[Start of section]

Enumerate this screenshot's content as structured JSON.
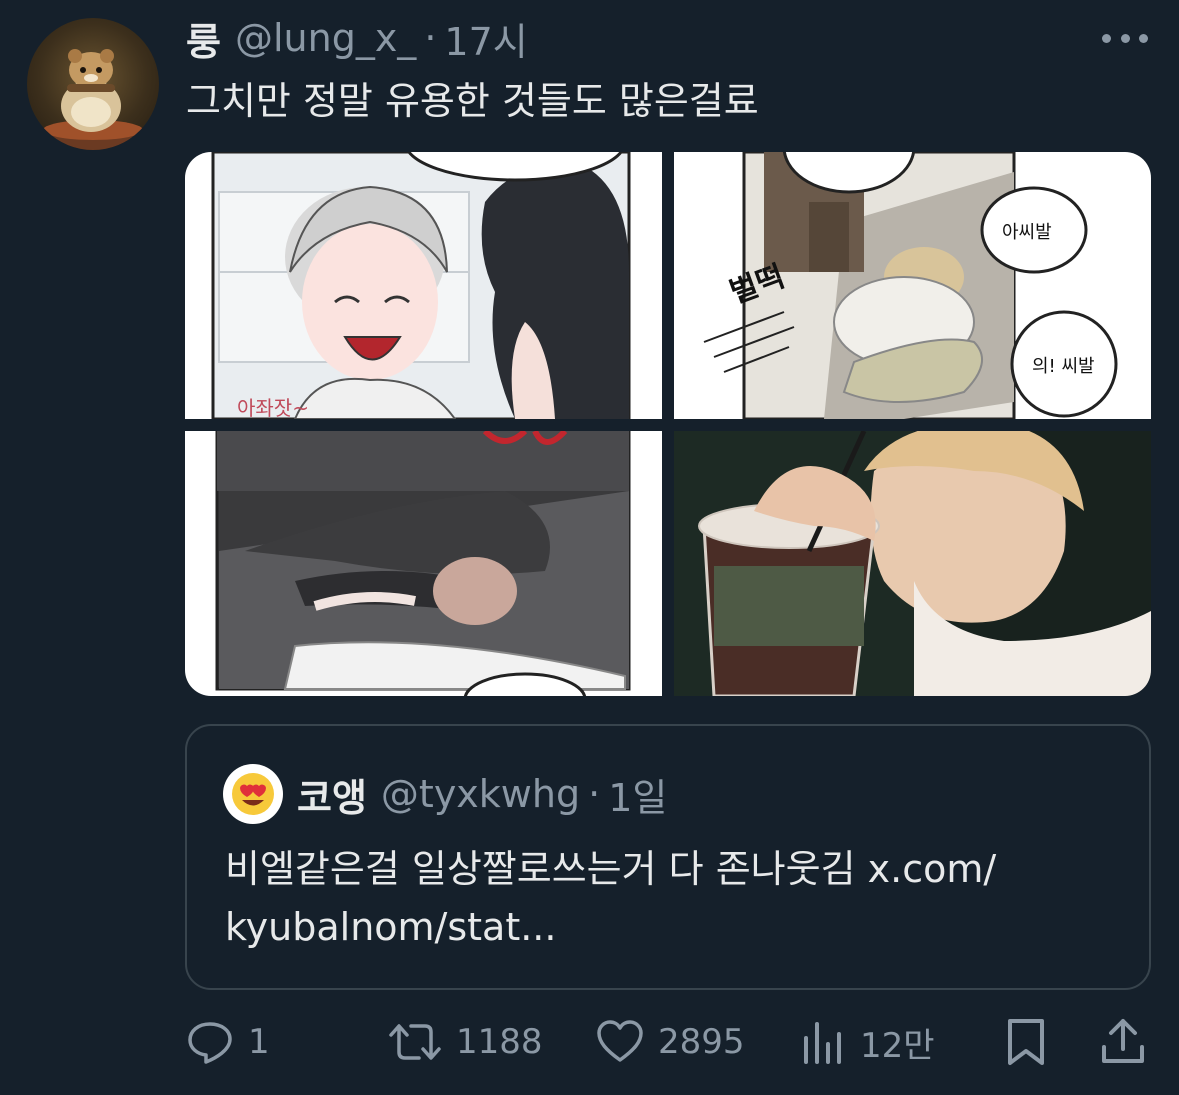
{
  "tweet": {
    "display_name": "룽",
    "handle": "@lung_x_",
    "separator": "·",
    "time": "17시",
    "text": "그치만 정말 유용한 것들도 많은걸료",
    "avatar_icon": "hamster-avatar"
  },
  "media": {
    "panels": [
      {
        "name": "comic-panel-1",
        "text": "아좌잣~"
      },
      {
        "name": "comic-panel-2",
        "sfx": "벌떡",
        "bubble_1": "아씨발",
        "bubble_2": "의! 씨발"
      },
      {
        "name": "comic-panel-3",
        "text": ""
      },
      {
        "name": "comic-panel-4",
        "text": ""
      }
    ]
  },
  "quote": {
    "avatar_emoji": "😍",
    "display_name": "코앵",
    "handle": "@tyxkwhg",
    "separator": "·",
    "time": "1일",
    "text_line1": "비엘같은걸 일상짤로쓰는거 다 존나웃김 x.com/",
    "text_line2": "kyubalnom/stat..."
  },
  "actions": {
    "replies": "1",
    "retweets": "1188",
    "likes": "2895",
    "views": "12만"
  },
  "colors": {
    "background": "#15202b",
    "text": "#e7e9ea",
    "secondary": "#8b98a5",
    "border": "#38444d"
  }
}
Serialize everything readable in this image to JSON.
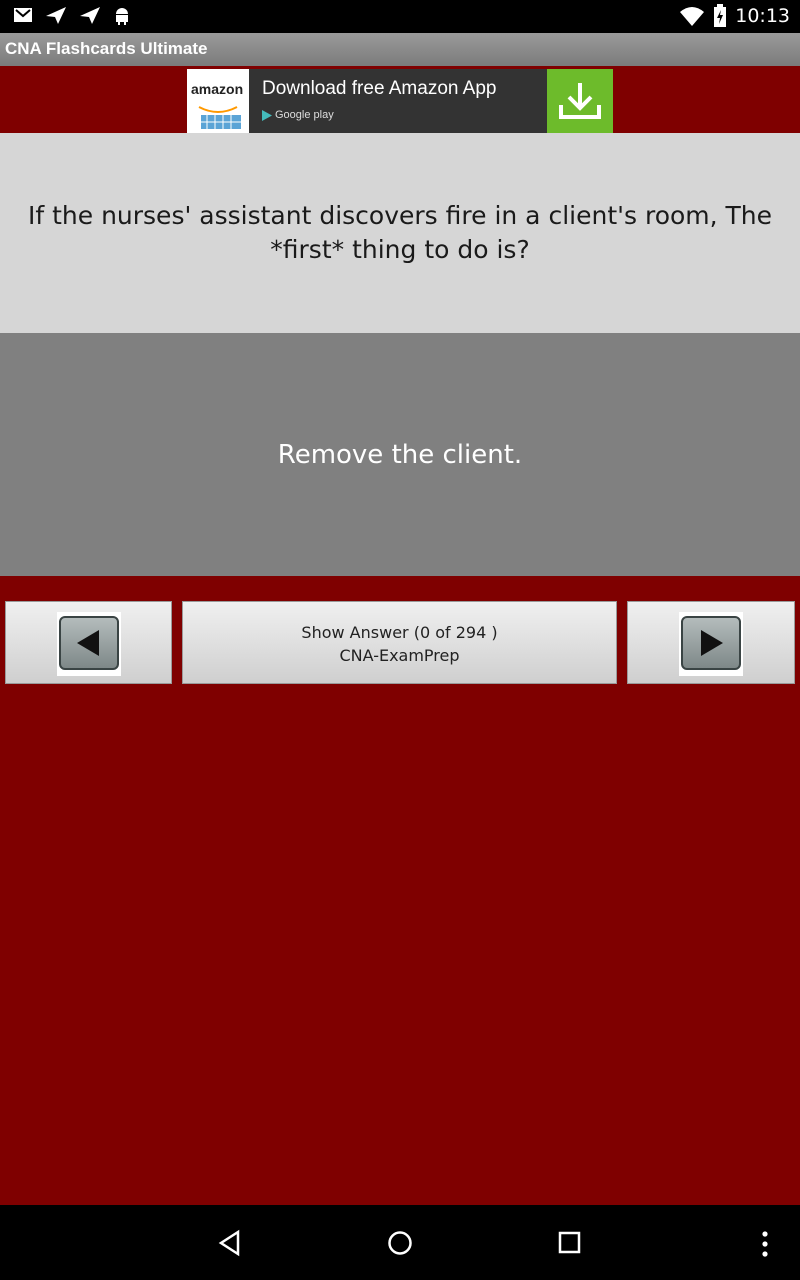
{
  "status_bar": {
    "time": "10:13",
    "left_icons": [
      "gmail-icon",
      "send-icon",
      "send-icon",
      "android-icon"
    ],
    "right_icons": [
      "wifi-icon",
      "battery-icon"
    ]
  },
  "app": {
    "title": "CNA Flashcards Ultimate"
  },
  "ad": {
    "logo_text": "amazon",
    "title": "Download free Amazon App",
    "store": "Google play"
  },
  "card": {
    "question": "If the nurses' assistant discovers fire in a client's room, The *first* thing to do is?",
    "answer": "Remove the client."
  },
  "controls": {
    "show_answer_line1": "Show Answer  (0 of 294 )",
    "show_answer_line2": "CNA-ExamPrep"
  },
  "colors": {
    "background": "#7f0000",
    "question_bg": "#d6d6d6",
    "answer_bg": "#808080"
  }
}
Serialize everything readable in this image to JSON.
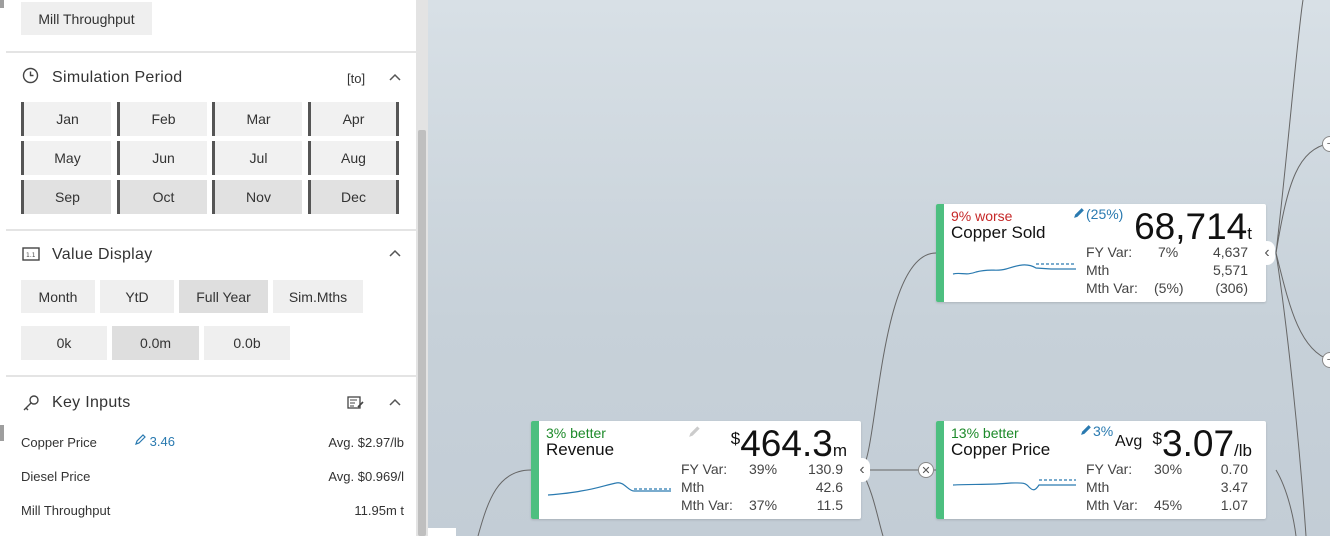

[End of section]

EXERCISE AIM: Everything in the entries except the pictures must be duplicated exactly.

ANSWER AREA:
Enumerate this screenshot's content as structured JSON.
{
  "tweet": {
    "display_name": "룽",
    "handle": "@lung_x_",
    "separator": "·",
    "time": "17시",
    "text": "그치만 정말 유용한 것들도 많은걸료",
    "avatar_icon": "hamster-avatar"
  },
  "media": {
    "panels": [
      {
        "name": "comic-panel-1",
        "text": "아좌잣~"
      },
      {
        "name": "comic-panel-2",
        "sfx": "벌떡",
        "bubble_1": "아씨발",
        "bubble_2": "의! 씨발"
      },
      {
        "name": "comic-panel-3",
        "text": ""
      },
      {
        "name": "comic-panel-4",
        "text": ""
      }
    ]
  },
  "quote": {
    "avatar_emoji": "😍",
    "display_name": "코앵",
    "handle": "@tyxkwhg",
    "separator": "·",
    "time": "1일",
    "text_line1": "비엘같은걸 일상짤로쓰는거 다 존나웃김 x.com/",
    "text_line2": "kyubalnom/stat..."
  },
  "actions": {
    "replies": "1",
    "retweets": "1188",
    "likes": "2895",
    "views": "12만"
  },
  "colors": {
    "background": "#15202b",
    "text": "#e7e9ea",
    "secondary": "#8b98a5",
    "border": "#38444d"
  }
}
Serialize everything readable in this image to JSON.
{
  "status_bar": {
    "time": "10:13",
    "left_icons": [
      "gmail-icon",
      "send-icon",
      "send-icon",
      "android-icon"
    ],
    "right_icons": [
      "wifi-icon",
      "battery-icon"
    ]
  },
  "app": {
    "title": "CNA Flashcards Ultimate"
  },
  "ad": {
    "logo_text": "amazon",
    "title": "Download free Amazon App",
    "store": "Google play"
  },
  "card": {
    "question": "If the nurses' assistant discovers fire in a client's room, The *first* thing to do is?",
    "answer": "Remove the client."
  },
  "controls": {
    "show_answer_line1": "Show Answer  (0 of 294 )",
    "show_answer_line2": "CNA-ExamPrep"
  },
  "colors": {
    "background": "#7f0000",
    "question_bg": "#d6d6d6",
    "answer_bg": "#808080"
  }
}
Serialize everything readable in this image to JSON.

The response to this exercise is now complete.